- Now add pear in the pan and cover the pan with parchment paper or pan lid.
- Reduce the heat to 85 to 96ºC and let them simmer gently for an hour.
- Whirl the pan for 4-5 times so that the pears are completely covered with the wine mixture.
- Check if the pears are turned red and seem to be tender.
- Now remove the pears from the syrup in the pan and let them sit for some time.
- Boil the syrup for about 10-15 minutes until it becomes thick and sticky
- Place the pears on the serving plate and pour the syrup on it.
- Garnish the pears with either Greek yogurt, coconut yogurt, or ice cream.
- A heavenly dessert is ready to devour!
Points for you:
- This recipe is for 6, persons serving.
- The cooking time is approximately 1 hour 15 minutes.
- The pears can be stored with the syrup in an airtight container and they might be used for a couple of weeks.
- The syrup can also be used for poaching other fruits.
- Red wine may be replaced by orange juice or any other flavors of your choice.
Pros of Eating Poached Food
Nutritional benefits: The moderate conditions used in poaching promotes its nutritional benefits as the low heat prevent the heat-sensitive nutrients from denaturation. Hence, most of the essential nutrients are retained within the food, keeping it a nutrient-dense food.
Toxins elimination: Food poaching at low temperature for a long period involves the elimination of toxic substances and even microbes without giving harm to food quality.
Succulent and tender food: Poaching technique prepares a portion of food that is more succulent and tender relative to the food prepared from boiling or simmering. This long term-low heating process develops the flavor and the taste is evenly within the food.

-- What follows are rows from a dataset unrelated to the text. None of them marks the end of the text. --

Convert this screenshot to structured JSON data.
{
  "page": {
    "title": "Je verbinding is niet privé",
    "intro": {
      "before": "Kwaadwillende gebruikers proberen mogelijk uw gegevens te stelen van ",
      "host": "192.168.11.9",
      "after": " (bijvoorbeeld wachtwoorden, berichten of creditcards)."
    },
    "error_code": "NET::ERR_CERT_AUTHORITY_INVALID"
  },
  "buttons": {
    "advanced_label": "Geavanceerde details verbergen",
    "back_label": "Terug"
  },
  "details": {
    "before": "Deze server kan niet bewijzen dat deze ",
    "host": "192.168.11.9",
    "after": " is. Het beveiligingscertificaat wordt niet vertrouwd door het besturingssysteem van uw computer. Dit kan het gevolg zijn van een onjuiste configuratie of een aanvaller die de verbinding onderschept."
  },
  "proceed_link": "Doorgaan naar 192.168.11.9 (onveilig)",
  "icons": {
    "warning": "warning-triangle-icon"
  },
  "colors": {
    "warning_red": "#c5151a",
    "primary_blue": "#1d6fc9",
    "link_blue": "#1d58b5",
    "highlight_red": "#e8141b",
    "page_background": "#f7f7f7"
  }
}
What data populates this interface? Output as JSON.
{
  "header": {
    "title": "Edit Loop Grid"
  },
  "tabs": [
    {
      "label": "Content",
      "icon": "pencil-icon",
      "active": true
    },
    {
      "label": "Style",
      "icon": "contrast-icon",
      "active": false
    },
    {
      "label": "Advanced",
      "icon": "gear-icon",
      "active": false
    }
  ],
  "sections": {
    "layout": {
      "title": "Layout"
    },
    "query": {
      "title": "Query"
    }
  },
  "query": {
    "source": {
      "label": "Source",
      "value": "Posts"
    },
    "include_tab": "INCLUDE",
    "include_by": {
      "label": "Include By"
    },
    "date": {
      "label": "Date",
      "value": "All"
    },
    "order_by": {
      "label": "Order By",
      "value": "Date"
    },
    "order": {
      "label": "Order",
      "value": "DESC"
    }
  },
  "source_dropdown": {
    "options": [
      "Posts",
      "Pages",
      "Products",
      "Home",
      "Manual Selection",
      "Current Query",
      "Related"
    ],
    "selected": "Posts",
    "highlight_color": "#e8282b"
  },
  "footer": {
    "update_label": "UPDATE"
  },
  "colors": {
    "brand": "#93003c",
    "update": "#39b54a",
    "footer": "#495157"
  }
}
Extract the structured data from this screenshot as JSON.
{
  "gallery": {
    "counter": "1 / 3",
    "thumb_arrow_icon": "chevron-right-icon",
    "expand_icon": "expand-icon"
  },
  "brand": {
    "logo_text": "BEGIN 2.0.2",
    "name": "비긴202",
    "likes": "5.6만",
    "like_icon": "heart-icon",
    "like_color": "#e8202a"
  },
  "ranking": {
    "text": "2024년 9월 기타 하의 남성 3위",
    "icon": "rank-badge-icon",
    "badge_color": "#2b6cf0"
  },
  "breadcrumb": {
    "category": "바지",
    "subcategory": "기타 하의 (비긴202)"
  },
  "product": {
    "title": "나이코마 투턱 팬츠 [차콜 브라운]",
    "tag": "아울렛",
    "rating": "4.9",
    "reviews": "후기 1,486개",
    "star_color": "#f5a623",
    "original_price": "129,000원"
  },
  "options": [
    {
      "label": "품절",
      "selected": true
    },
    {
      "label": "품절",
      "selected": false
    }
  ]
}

Moisture retention in food: In cooking methods such as baking and grilling, when the protein portion is subjected to heat all the moisture is lost while in poaching of poultry or meat the low heat assist in retaining the moisture within the protein which makes it juicy.
No agitation required: Poaching requires a low heat so that no agitation is needed in this method. Put the pan on the stove, grab your coffee and keep the stress away!
Cons of Eating Poached Food
Food Poaching requires skills: Even though food poaching is an efficient process it cannot be denied that it requires skills and expertise in poaching the food perfectly without any hurdles.
Water-soluble nutrients leach out: As poaching is a long-term process and if the food is kept in the liquid approximately for an hour, the water-soluble vitamins may leach out of it and can be lost.
Spoilage of food: Food may be spoiled by poaching if the standard conditions are left un-followed as every food group requires different time to cook.
Evolution Of Poaching Equipment
Prehistorically, people used turtle sheets and even the stomach of the animals as cooking vessels to heat the food. In 1998, a Kirkland-based entrepreneur named ‘Kevin Fortun’ sold his first stockpot which was considered a notable producer for premium soups. His stockpots were further distributed in 23 different countries.
In 1704, Abraham Darby devised a Dutch oven made up of materials such as brass and copper. Tongs have also been made to be used for picking up of turning the food pieces while poaching. Back in the ancient times, people used visual assumptions to check the food temperature while the modernized instant thermometer is a basic crucial instrument which to maintain the conditions.